Your assignment:
What you return must match the records below exactly, down to each character.

Extracted entries:
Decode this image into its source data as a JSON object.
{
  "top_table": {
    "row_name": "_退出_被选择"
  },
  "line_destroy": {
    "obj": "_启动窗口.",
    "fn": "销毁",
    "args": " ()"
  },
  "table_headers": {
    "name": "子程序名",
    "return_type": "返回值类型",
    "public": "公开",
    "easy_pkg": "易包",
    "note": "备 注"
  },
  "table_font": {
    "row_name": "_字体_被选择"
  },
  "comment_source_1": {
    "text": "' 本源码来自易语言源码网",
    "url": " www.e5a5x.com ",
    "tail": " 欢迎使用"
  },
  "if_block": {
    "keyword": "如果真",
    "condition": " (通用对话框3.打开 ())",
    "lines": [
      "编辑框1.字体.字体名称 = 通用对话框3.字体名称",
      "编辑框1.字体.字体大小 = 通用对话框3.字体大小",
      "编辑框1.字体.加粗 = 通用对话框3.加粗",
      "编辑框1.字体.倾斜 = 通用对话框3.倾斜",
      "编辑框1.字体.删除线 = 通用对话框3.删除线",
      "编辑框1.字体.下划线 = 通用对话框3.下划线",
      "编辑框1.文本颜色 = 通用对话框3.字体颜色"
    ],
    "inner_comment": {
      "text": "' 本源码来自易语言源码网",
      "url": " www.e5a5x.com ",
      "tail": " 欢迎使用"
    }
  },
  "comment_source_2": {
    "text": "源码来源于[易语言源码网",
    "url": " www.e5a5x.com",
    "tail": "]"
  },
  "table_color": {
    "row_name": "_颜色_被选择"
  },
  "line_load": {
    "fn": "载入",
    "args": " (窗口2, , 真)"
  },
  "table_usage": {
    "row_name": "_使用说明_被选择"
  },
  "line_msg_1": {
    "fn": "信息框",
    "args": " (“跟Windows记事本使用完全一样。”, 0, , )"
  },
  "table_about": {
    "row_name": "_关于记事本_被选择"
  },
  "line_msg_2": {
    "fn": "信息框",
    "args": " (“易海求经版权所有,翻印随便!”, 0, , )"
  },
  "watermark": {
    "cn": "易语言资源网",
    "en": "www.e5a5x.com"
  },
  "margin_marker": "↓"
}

Task result:
Decode this image into its source data as a JSON object.
{
  "top_table": {
    "row_name": "_退出_被选择"
  },
  "line_destroy": {
    "obj": "_启动窗口.",
    "fn": "销毁",
    "args": " ()"
  },
  "table_headers": {
    "name": "子程序名",
    "return_type": "返回值类型",
    "public": "公开",
    "easy_pkg": "易包",
    "note": "备 注"
  },
  "table_font": {
    "row_name": "_字体_被选择"
  },
  "comment_source_1": {
    "text": "' 本源码来自易语言源码网",
    "url": " www.e5a5x.com ",
    "tail": " 欢迎使用"
  },
  "if_block": {
    "keyword": "如果真",
    "condition": " (通用对话框3.打开 ())",
    "lines": [
      "编辑框1.字体.字体名称 = 通用对话框3.字体名称",
      "编辑框1.字体.字体大小 = 通用对话框3.字体大小",
      "编辑框1.字体.加粗 = 通用对话框3.加粗",
      "编辑框1.字体.倾斜 = 通用对话框3.倾斜",
      "编辑框1.字体.删除线 = 通用对话框3.删除线",
      "编辑框1.字体.下划线 = 通用对话框3.下划线",
      "编辑框1.文本颜色 = 通用对话框3.字体颜色"
    ],
    "inner_comment": {
      "text": "' 本源码来自易语言源码网",
      "url": " www.e5a5x.com ",
      "tail": " 欢迎使用"
    }
  },
  "comment_source_2": {
    "text": "源码来源于[易语言源码网",
    "url": " www.e5a5x.com",
    "tail": "]"
  },
  "table_color": {
    "row_name": "_颜色_被选择"
  },
  "line_load": {
    "fn": "载入",
    "args": " (窗口2, , 真)"
  },
  "table_usage": {
    "row_name": "_使用说明_被选择"
  },
  "line_msg_1": {
    "fn": "信息框",
    "args": " (“跟Windows记事本使用完全一样。”, 0, , )"
  },
  "table_about": {
    "row_name": "_关于记事本_被选择"
  },
  "line_msg_2": {
    "fn": "信息框",
    "args": " (“易海求经版权所有,翻印随便!”, 0, , )"
  },
  "watermark": {
    "cn": "易语言资源网",
    "en": "www.e5a5x.com"
  },
  "margin_marker": "↓"
}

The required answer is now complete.